Award-winning jazz vocalist Alexis Cole may be the most talented singer to ever hold a top-secret military clearance. A dozen albums into her critically acclaimed career, she may also be the best-kept secret in jazz, a status that’s certain to change as more people are discovering her for themselves.
During her seven years in the Army’s Big Band, Cole had the opportunity to grow as a musician and a person, sharing the stage with ensembles as diverse as the New York Philharmonic and Kool and the Gang. Alexis continued recording throughout her tour of duty, releasing a string of well-received albums, including four titles for Venus, two for Motema, and two on Chesky Records. She proved her versatility on everything from jazz standards to Paul Simon’s lesser known compositions, to Disney love songs to a project on which she teamed up with a fellow serviceman 50 years her senior, the legendary guitarist Bucky Pizzarelli.
Alexis has blossomed since leaving the service in 2016, trading her uniforms and fatigues for sleek cocktail dresses and chic hats, and focusing fully on her art. Recent accomplishments include gigs at The Carlyle, Carnegie Hall, Birdland, Jazz at Lincoln Center, and the Blue Note; and performances as a soloist with prominent orchestras such as the Boston Pops and the Detroit Symphony. Alexis also recently contributed a guest turn on pianist Harold Mabern’s star-studded album Afro Blue, alongside the likes of fellow guests Norah Jones, Gregory Porter, and Jane Monheit.
On the education front, Alexis Cole recently founded the website JazzVoice.com, an online educational community featuring singing classes, professional development workshops and private lessons with some of the top names in vocal jazz. She is also in her 7th year as the director of the vocal program at the renowned conservatory at SUNY Purchase, and is a Jamey Aebersold-sponsored clinician.
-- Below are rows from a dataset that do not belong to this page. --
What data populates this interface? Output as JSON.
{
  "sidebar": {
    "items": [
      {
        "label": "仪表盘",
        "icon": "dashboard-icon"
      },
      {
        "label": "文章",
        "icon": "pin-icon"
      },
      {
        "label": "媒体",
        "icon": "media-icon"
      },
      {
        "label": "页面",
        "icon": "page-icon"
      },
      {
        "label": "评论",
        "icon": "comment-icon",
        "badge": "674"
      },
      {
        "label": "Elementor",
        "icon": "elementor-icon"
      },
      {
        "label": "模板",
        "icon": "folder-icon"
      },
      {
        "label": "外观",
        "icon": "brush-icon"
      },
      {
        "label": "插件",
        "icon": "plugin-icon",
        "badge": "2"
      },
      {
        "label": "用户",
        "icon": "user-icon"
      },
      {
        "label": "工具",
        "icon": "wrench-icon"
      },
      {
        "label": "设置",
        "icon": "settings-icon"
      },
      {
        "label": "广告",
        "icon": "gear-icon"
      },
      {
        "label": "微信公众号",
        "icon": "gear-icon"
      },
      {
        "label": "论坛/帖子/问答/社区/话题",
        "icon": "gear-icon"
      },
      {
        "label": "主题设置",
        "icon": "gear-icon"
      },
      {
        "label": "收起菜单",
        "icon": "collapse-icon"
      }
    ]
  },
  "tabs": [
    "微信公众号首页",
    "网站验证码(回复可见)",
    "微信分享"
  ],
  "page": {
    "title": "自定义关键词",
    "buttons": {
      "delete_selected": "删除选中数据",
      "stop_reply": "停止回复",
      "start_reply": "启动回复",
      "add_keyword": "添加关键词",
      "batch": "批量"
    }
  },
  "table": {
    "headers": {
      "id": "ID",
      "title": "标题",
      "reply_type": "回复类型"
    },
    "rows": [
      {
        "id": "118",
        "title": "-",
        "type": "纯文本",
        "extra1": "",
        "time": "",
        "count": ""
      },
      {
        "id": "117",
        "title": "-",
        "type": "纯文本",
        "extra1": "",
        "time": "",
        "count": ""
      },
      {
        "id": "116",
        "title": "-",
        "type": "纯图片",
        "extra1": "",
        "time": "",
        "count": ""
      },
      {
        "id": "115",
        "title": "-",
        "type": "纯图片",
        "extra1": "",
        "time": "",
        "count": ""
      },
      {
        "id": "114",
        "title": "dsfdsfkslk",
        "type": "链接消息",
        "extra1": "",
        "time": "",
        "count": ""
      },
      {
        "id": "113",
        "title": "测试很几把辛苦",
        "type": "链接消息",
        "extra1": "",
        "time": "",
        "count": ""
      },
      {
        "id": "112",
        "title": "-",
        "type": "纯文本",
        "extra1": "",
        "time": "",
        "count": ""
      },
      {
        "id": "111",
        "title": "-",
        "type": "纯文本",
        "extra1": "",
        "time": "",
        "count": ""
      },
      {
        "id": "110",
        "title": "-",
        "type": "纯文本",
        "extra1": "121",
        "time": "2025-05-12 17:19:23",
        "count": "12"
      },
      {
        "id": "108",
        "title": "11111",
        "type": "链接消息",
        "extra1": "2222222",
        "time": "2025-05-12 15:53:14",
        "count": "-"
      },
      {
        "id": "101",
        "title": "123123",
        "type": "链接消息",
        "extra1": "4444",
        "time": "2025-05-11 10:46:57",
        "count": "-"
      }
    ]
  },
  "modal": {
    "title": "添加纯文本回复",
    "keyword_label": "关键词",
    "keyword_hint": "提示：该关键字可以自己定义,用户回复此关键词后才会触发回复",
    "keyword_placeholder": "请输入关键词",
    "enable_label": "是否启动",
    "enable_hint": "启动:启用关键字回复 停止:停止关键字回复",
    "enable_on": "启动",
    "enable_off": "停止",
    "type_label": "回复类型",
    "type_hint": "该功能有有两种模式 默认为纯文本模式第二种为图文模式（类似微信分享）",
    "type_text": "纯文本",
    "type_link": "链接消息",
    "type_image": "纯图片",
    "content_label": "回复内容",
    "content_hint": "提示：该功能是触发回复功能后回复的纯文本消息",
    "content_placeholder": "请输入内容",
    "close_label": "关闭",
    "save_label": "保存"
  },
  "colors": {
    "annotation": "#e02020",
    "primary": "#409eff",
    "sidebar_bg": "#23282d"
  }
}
As noted jazz journalist Scott Yanow points out, “Alexis Cole grows in power, maturity, and depth each year. She continues to have unlimited potential.” Whether you’re a long-time jazz fan or a newcomer to the art form, you won’t want to miss a single note from this icon in-the-making.